* [Task item] Scan the lines below for "this" and copy the matches.

(Web page and app entries)
Start of Block

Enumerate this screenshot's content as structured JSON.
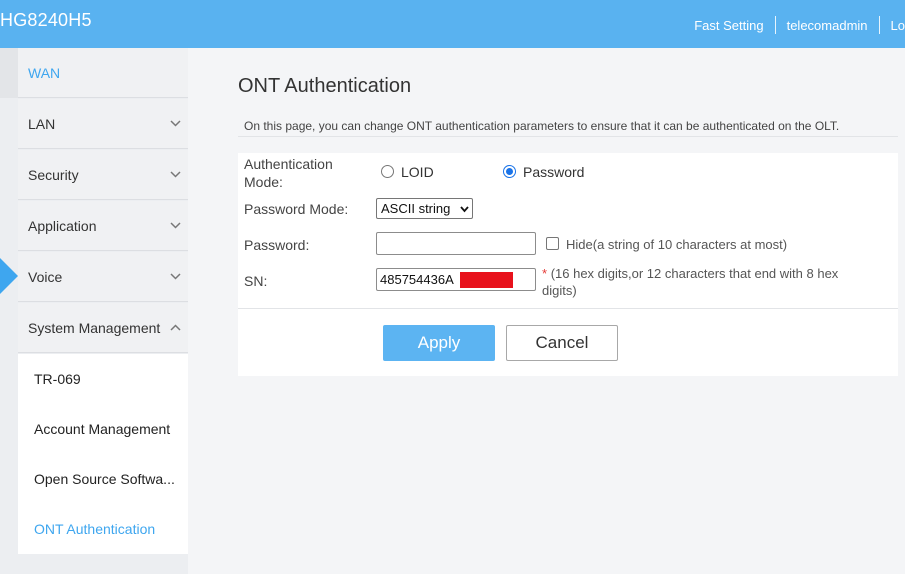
{
  "header": {
    "brand": "HG8240H5",
    "fast_setting": "Fast Setting",
    "user": "telecomadmin",
    "logout": "Lo"
  },
  "sidebar": {
    "items": [
      {
        "label": "WAN"
      },
      {
        "label": "LAN"
      },
      {
        "label": "Security"
      },
      {
        "label": "Application"
      },
      {
        "label": "Voice"
      },
      {
        "label": "System Management"
      }
    ],
    "sub_items": [
      {
        "label": "TR-069"
      },
      {
        "label": "Account Management"
      },
      {
        "label": "Open Source Softwa..."
      },
      {
        "label": "ONT Authentication"
      }
    ]
  },
  "main": {
    "title": "ONT Authentication",
    "description": "On this page, you can change ONT authentication parameters to ensure that it can be authenticated on the OLT.",
    "form": {
      "auth_mode_label_1": "Authentication",
      "auth_mode_label_2": "Mode:",
      "loid_label": "LOID",
      "password_option_label": "Password",
      "password_mode_label": "Password Mode:",
      "password_mode_value": "ASCII string",
      "password_label": "Password:",
      "password_value": "",
      "hide_hint": "Hide(a string of 10 characters at most)",
      "sn_label": "SN:",
      "sn_value": "485754436A",
      "sn_required": "*",
      "sn_hint_1": "(16 hex digits,or 12 characters that end with 8 hex",
      "sn_hint_2": "digits)"
    },
    "buttons": {
      "apply": "Apply",
      "cancel": "Cancel"
    }
  },
  "colors": {
    "header_bg": "#59b2f0",
    "accent": "#3ea6ef",
    "apply_bg": "#5cb4f2",
    "redaction": "#e8121c"
  }
}
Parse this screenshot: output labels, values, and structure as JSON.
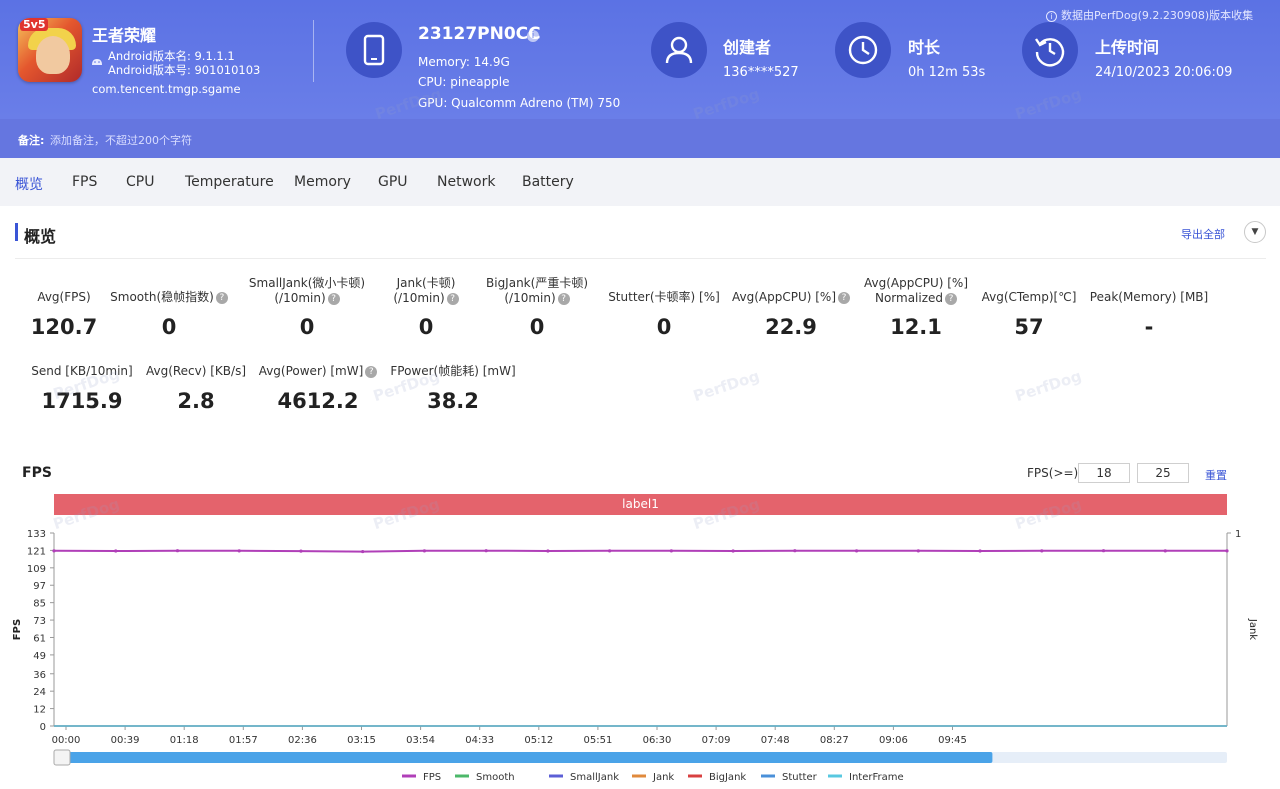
{
  "source_note": "数据由PerfDog(9.2.230908)版本收集",
  "app": {
    "name": "王者荣耀",
    "icon_badge": "5v5",
    "version_name": "Android版本名: 9.1.1.1",
    "version_code": "Android版本号: 901010103",
    "package": "com.tencent.tmgp.sgame"
  },
  "device": {
    "name": "23127PN0CC",
    "memory": "Memory: 14.9G",
    "cpu": "CPU: pineapple",
    "gpu": "GPU: Qualcomm Adreno (TM) 750"
  },
  "creator": {
    "title": "创建者",
    "value": "136****527"
  },
  "duration": {
    "title": "时长",
    "value": "0h 12m 53s"
  },
  "upload": {
    "title": "上传时间",
    "value": "24/10/2023 20:06:09"
  },
  "note": {
    "label": "备注:",
    "placeholder": "添加备注，不超过200个字符"
  },
  "tabs": [
    "概览",
    "FPS",
    "CPU",
    "Temperature",
    "Memory",
    "GPU",
    "Network",
    "Battery"
  ],
  "overview": {
    "title": "概览",
    "export_label": "导出全部",
    "metrics": [
      {
        "label": "Avg(FPS)",
        "value": "120.7"
      },
      {
        "label": "Smooth(稳帧指数)",
        "value": "0"
      },
      {
        "label": "SmallJank(微小卡顿)",
        "label2": "(/10min)",
        "value": "0"
      },
      {
        "label": "Jank(卡顿)",
        "label2": "(/10min)",
        "value": "0"
      },
      {
        "label": "BigJank(严重卡顿)",
        "label2": "(/10min)",
        "value": "0"
      },
      {
        "label": "Stutter(卡顿率) [%]",
        "value": "0"
      },
      {
        "label": "Avg(AppCPU) [%]",
        "value": "22.9"
      },
      {
        "label": "Avg(AppCPU) [%]",
        "label2": "Normalized",
        "value": "12.1"
      },
      {
        "label": "Avg(CTemp)[℃]",
        "value": "57"
      },
      {
        "label": "Peak(Memory) [MB]",
        "value": "-"
      },
      {
        "label": "Send [KB/10min]",
        "value": "1715.9"
      },
      {
        "label": "Avg(Recv) [KB/s]",
        "value": "2.8"
      },
      {
        "label": "Avg(Power) [mW]",
        "value": "4612.2"
      },
      {
        "label": "FPower(帧能耗) [mW]",
        "value": "38.2"
      }
    ]
  },
  "fps_panel": {
    "title": "FPS",
    "threshold_label": "FPS(>=)",
    "threshold_low": "18",
    "threshold_high": "25",
    "reset_label": "重置",
    "label_bar": "label1"
  },
  "watermark": "PerfDog",
  "colors": {
    "header": "#5b72e4",
    "accent": "#3a55d6",
    "label_bar": "#e4636c",
    "fps_line": "#b03fb8",
    "slider": "#4aa3e8"
  },
  "chart_data": {
    "type": "line",
    "x": [
      "00:00",
      "00:39",
      "01:18",
      "01:57",
      "02:36",
      "03:15",
      "03:54",
      "04:33",
      "05:12",
      "05:51",
      "06:30",
      "07:09",
      "07:48",
      "08:27",
      "09:06",
      "09:45"
    ],
    "y_ticks": [
      0,
      12,
      24,
      36,
      49,
      61,
      73,
      85,
      97,
      109,
      121,
      133
    ],
    "ylim": [
      0,
      133
    ],
    "ylabel": "FPS",
    "y2label": "Jank",
    "y2_ticks": [
      1
    ],
    "series": [
      {
        "name": "FPS",
        "color": "#b03fb8",
        "values": [
          120.7,
          120.6,
          120.8,
          120.7,
          120.5,
          120.2,
          120.7,
          120.8,
          120.6,
          120.7,
          120.7,
          120.6,
          120.8,
          120.7,
          120.7,
          120.6,
          120.7,
          120.8,
          120.7,
          120.7
        ]
      },
      {
        "name": "Smooth",
        "color": "#4cb86a",
        "values": [
          0,
          0,
          0,
          0,
          0,
          0,
          0,
          0,
          0,
          0,
          0,
          0,
          0,
          0,
          0,
          0,
          0,
          0,
          0,
          0
        ]
      },
      {
        "name": "SmallJank",
        "color": "#5c5fd6",
        "values": [
          0,
          0,
          0,
          0,
          0,
          0,
          0,
          0,
          0,
          0,
          0,
          0,
          0,
          0,
          0,
          0,
          0,
          0,
          0,
          0
        ]
      },
      {
        "name": "Jank",
        "color": "#e08a3c",
        "values": [
          0,
          0,
          0,
          0,
          0,
          0,
          0,
          0,
          0,
          0,
          0,
          0,
          0,
          0,
          0,
          0,
          0,
          0,
          0,
          0
        ]
      },
      {
        "name": "BigJank",
        "color": "#d84040",
        "values": [
          0,
          0,
          0,
          0,
          0,
          0,
          0,
          0,
          0,
          0,
          0,
          0,
          0,
          0,
          0,
          0,
          0,
          0,
          0,
          0
        ]
      },
      {
        "name": "Stutter",
        "color": "#4a90d9",
        "values": [
          0,
          0,
          0,
          0,
          0,
          0,
          0,
          0,
          0,
          0,
          0,
          0,
          0,
          0,
          0,
          0,
          0,
          0,
          0,
          0
        ]
      },
      {
        "name": "InterFrame",
        "color": "#58c8e0",
        "values": [
          0,
          0,
          0,
          0,
          0,
          0,
          0,
          0,
          0,
          0,
          0,
          0,
          0,
          0,
          0,
          0,
          0,
          0,
          0,
          0
        ]
      }
    ]
  }
}
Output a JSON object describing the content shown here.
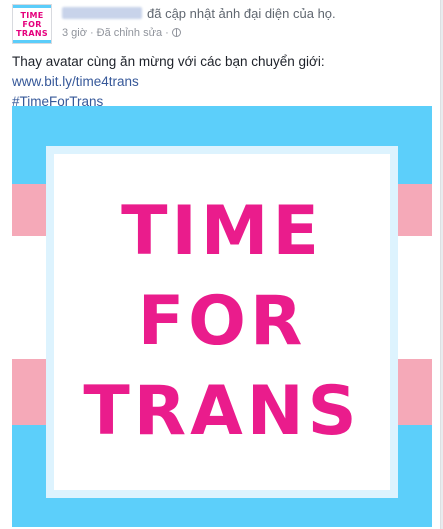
{
  "post": {
    "avatar": {
      "lines": [
        "TIME",
        "FOR",
        "TRANS"
      ]
    },
    "author_blurred": "Trung tâm ICS",
    "action": "đã cập nhật ảnh đại diện của họ.",
    "time": "3 giờ",
    "edited": "Đã chỉnh sửa",
    "privacy_icon": "globe-icon",
    "text": "Thay avatar cùng ăn mừng với các bạn chuyển giới: ",
    "link": "www.bit.ly/time4trans",
    "hashtag": "#TimeForTrans",
    "image": {
      "words": [
        "TIME",
        "FOR",
        "TRANS"
      ]
    }
  },
  "colors": {
    "trans_blue": "#5ccffa",
    "trans_pink": "#f5a9b8",
    "magenta": "#ea1c8c",
    "link": "#365899"
  }
}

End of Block

* [Task response]
Enumerate this screenshot's content as structured JSON.
    "description": "On this page, you can change ONT authentication parameters to ensure that it can be authenticated on the OLT.",
Parse this screenshot: output labels, values, and structure as JSON.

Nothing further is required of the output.